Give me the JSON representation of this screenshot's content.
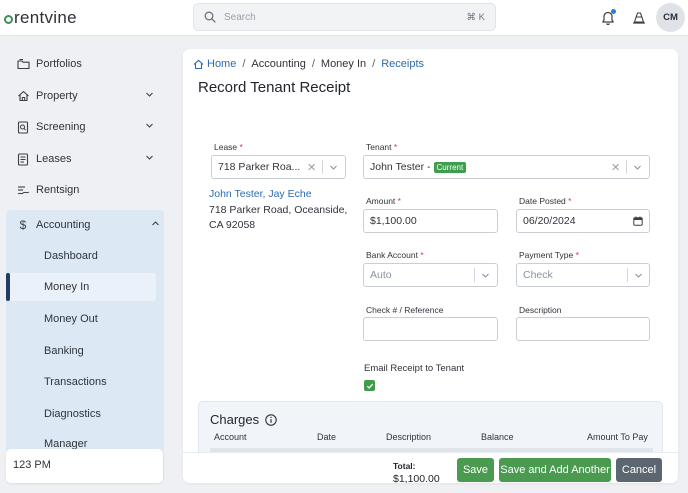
{
  "app": {
    "logo_text": "rentvine",
    "brand_color": "#3f8f5b",
    "accent_color": "#2b6cb0",
    "success_color": "#4a9a4f"
  },
  "header": {
    "search_placeholder": "Search",
    "search_shortcut": "⌘ K",
    "avatar_initials": "CM",
    "icons": [
      "search-icon",
      "bell-icon",
      "traffic-cone-icon"
    ]
  },
  "sidebar": {
    "items": [
      {
        "label": "Portfolios",
        "icon": "folders-icon",
        "expandable": false
      },
      {
        "label": "Property",
        "icon": "house-icon",
        "expandable": true
      },
      {
        "label": "Screening",
        "icon": "screening-icon",
        "expandable": true
      },
      {
        "label": "Leases",
        "icon": "lease-icon",
        "expandable": true
      },
      {
        "label": "Rentsign",
        "icon": "signature-icon",
        "expandable": false
      },
      {
        "label": "Accounting",
        "icon": "dollar-icon",
        "expandable": true,
        "expanded": true
      }
    ],
    "accounting_sub": [
      {
        "label": "Dashboard"
      },
      {
        "label": "Money In",
        "active": true
      },
      {
        "label": "Money Out"
      },
      {
        "label": "Banking"
      },
      {
        "label": "Transactions"
      },
      {
        "label": "Diagnostics"
      },
      {
        "label": "Manager"
      }
    ],
    "company": "123 PM"
  },
  "breadcrumb": {
    "home": "Home",
    "accounting": "Accounting",
    "money_in": "Money In",
    "receipts": "Receipts",
    "separator": "/"
  },
  "page": {
    "title": "Record Tenant Receipt"
  },
  "form": {
    "required_mark": "*",
    "lease": {
      "label": "Lease",
      "value": "718 Parker Roa..."
    },
    "tenant": {
      "label": "Tenant",
      "value": "John Tester -",
      "status": "Current"
    },
    "tenant_link": "John Tester, Jay Eche",
    "address_line1": "718 Parker Road, Oceanside,",
    "address_line2": "CA 92058",
    "amount": {
      "label": "Amount",
      "value": "$1,100.00"
    },
    "date_posted": {
      "label": "Date Posted",
      "value": "06/20/2024"
    },
    "bank_account": {
      "label": "Bank Account",
      "value": "Auto"
    },
    "payment_type": {
      "label": "Payment Type",
      "value": "Check"
    },
    "check_ref": {
      "label": "Check # / Reference",
      "value": ""
    },
    "description": {
      "label": "Description",
      "value": ""
    },
    "email_receipt": {
      "label": "Email Receipt to Tenant",
      "checked": true
    }
  },
  "charges": {
    "title": "Charges",
    "columns": [
      "Account",
      "Date",
      "Description",
      "Balance",
      "Amount To Pay"
    ]
  },
  "footer": {
    "total_label": "Total:",
    "total_value": "$1,100.00",
    "save": "Save",
    "save_add": "Save and Add Another",
    "cancel": "Cancel"
  }
}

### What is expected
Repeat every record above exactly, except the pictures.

### Response to the task
Give me the JSON representation of this screenshot's content.
{
  "app": {
    "logo_text": "rentvine",
    "brand_color": "#3f8f5b",
    "accent_color": "#2b6cb0",
    "success_color": "#4a9a4f"
  },
  "header": {
    "search_placeholder": "Search",
    "search_shortcut": "⌘ K",
    "avatar_initials": "CM",
    "icons": [
      "search-icon",
      "bell-icon",
      "traffic-cone-icon"
    ]
  },
  "sidebar": {
    "items": [
      {
        "label": "Portfolios",
        "icon": "folders-icon",
        "expandable": false
      },
      {
        "label": "Property",
        "icon": "house-icon",
        "expandable": true
      },
      {
        "label": "Screening",
        "icon": "screening-icon",
        "expandable": true
      },
      {
        "label": "Leases",
        "icon": "lease-icon",
        "expandable": true
      },
      {
        "label": "Rentsign",
        "icon": "signature-icon",
        "expandable": false
      },
      {
        "label": "Accounting",
        "icon": "dollar-icon",
        "expandable": true,
        "expanded": true
      }
    ],
    "accounting_sub": [
      {
        "label": "Dashboard"
      },
      {
        "label": "Money In",
        "active": true
      },
      {
        "label": "Money Out"
      },
      {
        "label": "Banking"
      },
      {
        "label": "Transactions"
      },
      {
        "label": "Diagnostics"
      },
      {
        "label": "Manager"
      }
    ],
    "company": "123 PM"
  },
  "breadcrumb": {
    "home": "Home",
    "accounting": "Accounting",
    "money_in": "Money In",
    "receipts": "Receipts",
    "separator": "/"
  },
  "page": {
    "title": "Record Tenant Receipt"
  },
  "form": {
    "required_mark": "*",
    "lease": {
      "label": "Lease",
      "value": "718 Parker Roa..."
    },
    "tenant": {
      "label": "Tenant",
      "value": "John Tester -",
      "status": "Current"
    },
    "tenant_link": "John Tester, Jay Eche",
    "address_line1": "718 Parker Road, Oceanside,",
    "address_line2": "CA 92058",
    "amount": {
      "label": "Amount",
      "value": "$1,100.00"
    },
    "date_posted": {
      "label": "Date Posted",
      "value": "06/20/2024"
    },
    "bank_account": {
      "label": "Bank Account",
      "value": "Auto"
    },
    "payment_type": {
      "label": "Payment Type",
      "value": "Check"
    },
    "check_ref": {
      "label": "Check # / Reference",
      "value": ""
    },
    "description": {
      "label": "Description",
      "value": ""
    },
    "email_receipt": {
      "label": "Email Receipt to Tenant",
      "checked": true
    }
  },
  "charges": {
    "title": "Charges",
    "columns": [
      "Account",
      "Date",
      "Description",
      "Balance",
      "Amount To Pay"
    ]
  },
  "footer": {
    "total_label": "Total:",
    "total_value": "$1,100.00",
    "save": "Save",
    "save_add": "Save and Add Another",
    "cancel": "Cancel"
  }
}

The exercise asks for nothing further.